|Maine House||District 112|
|Maine Senate||District 17|
|Area sq. mi.||(total) 35.3|
|Area sq. mi.||(land) 34.1|
Total=land+water; Land=land only
is a plantation in Franklin County, organized for the last time on March 23, 1905, after being organized for election purposes in 1859. About 35 miles northwest of Farmington on Maine Route 4, south of Rangeley, the community marks the source of the Sandy River in the Sandy River Ponds at the south end of the township.
The Appalachian Trail traverses the length of this 6,000-acre area with a lean-to at Sabbath Day Pond and a campsite at Little Swift River Pond, both in Township E. In Sandy River, the AT has taken two different paths. One in 1949 (yellow dots) tracks north of Long Pond then down to Sandy River Ponds before heading northeast to Saddleback Mountain.
In 2005, the Trail (green dots) enters the plantation from the south, passing South Pond, then trending northeast to join the old trail east of Sandy River Ponds for the trek to Saddleback. (Click map to see the old and new AT path.)
Four Ponds Public Reserve Land, here and in Township E, lies just east of Mooselookmeguntic Lake. Access is by the Appalachian Trail off Route 17 in Township D or Route 4 in Sandy River.
Fishing and swimming are popular activities. Winter visitors pass through on snowmobiles on their way from Rangeley to Weld.
Form of Government: Assessors-Annual Meeting.
Cascade Stream Gorge sits on the east side of Route 4 in Sandy River Plantation, four mile south of downtown Rangeley. Access is by a short, but steep, driveway to a small parking lot. From there the falls and stream are a short hike on a path through woods and over rock outcrops. The gorge drops 90 feet into the stream. Rangeley Lakes Heritage Trust maintains the site. A map of trail options is posted at the trail-head [N44° 55′ 30.62″ W70° 36′ 35.80″].
Farther south on Route 4, the road turns east to the Sandy River Ponds on its north side. A primitive boat launch is near a dirt parking space. [N44° 53′ 41.08″ W70° 33′ 30.07″] By the signage, it is apparently a favorite spot for fishing.
Photos and video content courtesy of Brady G. Williams 2007.

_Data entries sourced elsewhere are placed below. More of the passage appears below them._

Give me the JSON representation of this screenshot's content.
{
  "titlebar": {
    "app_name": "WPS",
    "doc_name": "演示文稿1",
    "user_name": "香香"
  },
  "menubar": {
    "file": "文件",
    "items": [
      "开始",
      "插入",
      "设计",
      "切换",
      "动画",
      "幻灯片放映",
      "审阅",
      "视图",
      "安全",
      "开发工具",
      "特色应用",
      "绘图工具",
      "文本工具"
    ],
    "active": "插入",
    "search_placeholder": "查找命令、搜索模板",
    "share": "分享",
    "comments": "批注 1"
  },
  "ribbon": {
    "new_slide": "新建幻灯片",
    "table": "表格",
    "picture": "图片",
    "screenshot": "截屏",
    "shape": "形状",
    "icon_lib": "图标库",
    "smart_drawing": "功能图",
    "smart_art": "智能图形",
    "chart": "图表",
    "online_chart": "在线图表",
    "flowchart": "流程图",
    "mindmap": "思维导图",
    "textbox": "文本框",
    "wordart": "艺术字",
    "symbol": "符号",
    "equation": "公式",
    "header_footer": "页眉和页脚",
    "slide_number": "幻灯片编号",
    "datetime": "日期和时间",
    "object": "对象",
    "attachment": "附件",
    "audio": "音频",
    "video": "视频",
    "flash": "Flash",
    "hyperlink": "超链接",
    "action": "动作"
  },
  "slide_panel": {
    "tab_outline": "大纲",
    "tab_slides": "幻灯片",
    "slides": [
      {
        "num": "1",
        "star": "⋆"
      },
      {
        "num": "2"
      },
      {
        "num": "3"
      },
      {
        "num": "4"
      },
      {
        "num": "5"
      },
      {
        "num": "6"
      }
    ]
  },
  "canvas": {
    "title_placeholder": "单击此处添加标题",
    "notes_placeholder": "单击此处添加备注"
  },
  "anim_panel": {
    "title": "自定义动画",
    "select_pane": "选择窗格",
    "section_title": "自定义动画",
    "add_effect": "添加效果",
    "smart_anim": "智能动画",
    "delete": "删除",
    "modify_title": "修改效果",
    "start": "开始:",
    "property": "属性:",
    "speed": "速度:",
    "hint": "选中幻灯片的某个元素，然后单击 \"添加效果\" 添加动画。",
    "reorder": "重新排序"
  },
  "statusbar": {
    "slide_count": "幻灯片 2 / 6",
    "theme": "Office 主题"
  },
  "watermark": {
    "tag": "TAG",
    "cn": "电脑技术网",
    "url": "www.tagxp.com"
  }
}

Topographic map was created from the following University of New Hampshire Dimond Library, Documents Department & Data Center, Historic USGS Maps of New England & New York, accessed 1/10/2008: Rangeley, ME Quadrangle (1949), http://docs.unh.edu/nhtopos/Rangeley.htm.